_Task description_: Word for word, retype every line of the data.

(Data records for software interfaces)
^^^^

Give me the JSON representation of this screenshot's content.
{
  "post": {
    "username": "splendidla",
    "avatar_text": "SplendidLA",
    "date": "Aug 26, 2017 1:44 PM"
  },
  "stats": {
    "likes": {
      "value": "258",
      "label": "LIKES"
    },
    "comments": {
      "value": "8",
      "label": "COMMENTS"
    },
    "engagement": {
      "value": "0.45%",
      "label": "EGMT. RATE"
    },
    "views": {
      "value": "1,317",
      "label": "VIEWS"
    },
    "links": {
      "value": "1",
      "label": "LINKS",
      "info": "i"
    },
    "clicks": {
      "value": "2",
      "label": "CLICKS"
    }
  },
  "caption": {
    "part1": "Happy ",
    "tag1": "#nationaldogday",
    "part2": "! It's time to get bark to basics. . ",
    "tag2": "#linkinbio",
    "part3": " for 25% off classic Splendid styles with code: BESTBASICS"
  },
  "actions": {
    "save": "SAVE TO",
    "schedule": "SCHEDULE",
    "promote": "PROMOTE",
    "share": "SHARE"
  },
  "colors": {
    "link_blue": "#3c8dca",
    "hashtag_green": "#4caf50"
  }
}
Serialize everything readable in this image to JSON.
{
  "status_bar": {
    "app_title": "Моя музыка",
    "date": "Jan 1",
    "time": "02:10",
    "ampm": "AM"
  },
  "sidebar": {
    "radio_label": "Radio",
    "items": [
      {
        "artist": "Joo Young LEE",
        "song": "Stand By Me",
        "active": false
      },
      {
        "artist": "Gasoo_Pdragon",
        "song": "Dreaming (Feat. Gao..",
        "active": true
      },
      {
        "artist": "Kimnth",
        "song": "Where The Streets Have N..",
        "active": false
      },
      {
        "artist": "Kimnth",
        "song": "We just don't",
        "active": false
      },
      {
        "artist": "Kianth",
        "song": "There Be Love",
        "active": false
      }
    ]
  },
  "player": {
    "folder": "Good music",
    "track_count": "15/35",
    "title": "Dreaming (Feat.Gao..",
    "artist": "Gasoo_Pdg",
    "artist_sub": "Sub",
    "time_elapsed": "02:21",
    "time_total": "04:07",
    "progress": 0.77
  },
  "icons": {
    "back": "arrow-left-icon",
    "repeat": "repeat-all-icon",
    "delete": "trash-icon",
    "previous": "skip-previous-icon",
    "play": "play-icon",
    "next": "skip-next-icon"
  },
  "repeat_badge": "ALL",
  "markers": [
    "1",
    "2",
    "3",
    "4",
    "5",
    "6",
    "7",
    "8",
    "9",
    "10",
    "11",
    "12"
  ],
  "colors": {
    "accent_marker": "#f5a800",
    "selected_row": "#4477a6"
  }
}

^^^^

_Response below_:
Give me the JSON representation of this screenshot's content.
{
  "post": {
    "username": "splendidla",
    "avatar_text": "SplendidLA",
    "date": "Aug 26, 2017 1:44 PM"
  },
  "stats": {
    "likes": {
      "value": "258",
      "label": "LIKES"
    },
    "comments": {
      "value": "8",
      "label": "COMMENTS"
    },
    "engagement": {
      "value": "0.45%",
      "label": "EGMT. RATE"
    },
    "views": {
      "value": "1,317",
      "label": "VIEWS"
    },
    "links": {
      "value": "1",
      "label": "LINKS",
      "info": "i"
    },
    "clicks": {
      "value": "2",
      "label": "CLICKS"
    }
  },
  "caption": {
    "part1": "Happy ",
    "tag1": "#nationaldogday",
    "part2": "! It's time to get bark to basics. . ",
    "tag2": "#linkinbio",
    "part3": " for 25% off classic Splendid styles with code: BESTBASICS"
  },
  "actions": {
    "save": "SAVE TO",
    "schedule": "SCHEDULE",
    "promote": "PROMOTE",
    "share": "SHARE"
  },
  "colors": {
    "link_blue": "#3c8dca",
    "hashtag_green": "#4caf50"
  }
}
Serialize everything readable in this image to JSON.
{
  "status_bar": {
    "app_title": "Моя музыка",
    "date": "Jan 1",
    "time": "02:10",
    "ampm": "AM"
  },
  "sidebar": {
    "radio_label": "Radio",
    "items": [
      {
        "artist": "Joo Young LEE",
        "song": "Stand By Me",
        "active": false
      },
      {
        "artist": "Gasoo_Pdragon",
        "song": "Dreaming (Feat. Gao..",
        "active": true
      },
      {
        "artist": "Kimnth",
        "song": "Where The Streets Have N..",
        "active": false
      },
      {
        "artist": "Kimnth",
        "song": "We just don't",
        "active": false
      },
      {
        "artist": "Kianth",
        "song": "There Be Love",
        "active": false
      }
    ]
  },
  "player": {
    "folder": "Good music",
    "track_count": "15/35",
    "title": "Dreaming (Feat.Gao..",
    "artist": "Gasoo_Pdg",
    "artist_sub": "Sub",
    "time_elapsed": "02:21",
    "time_total": "04:07",
    "progress": 0.77
  },
  "icons": {
    "back": "arrow-left-icon",
    "repeat": "repeat-all-icon",
    "delete": "trash-icon",
    "previous": "skip-previous-icon",
    "play": "play-icon",
    "next": "skip-next-icon"
  },
  "repeat_badge": "ALL",
  "markers": [
    "1",
    "2",
    "3",
    "4",
    "5",
    "6",
    "7",
    "8",
    "9",
    "10",
    "11",
    "12"
  ],
  "colors": {
    "accent_marker": "#f5a800",
    "selected_row": "#4477a6"
  }
}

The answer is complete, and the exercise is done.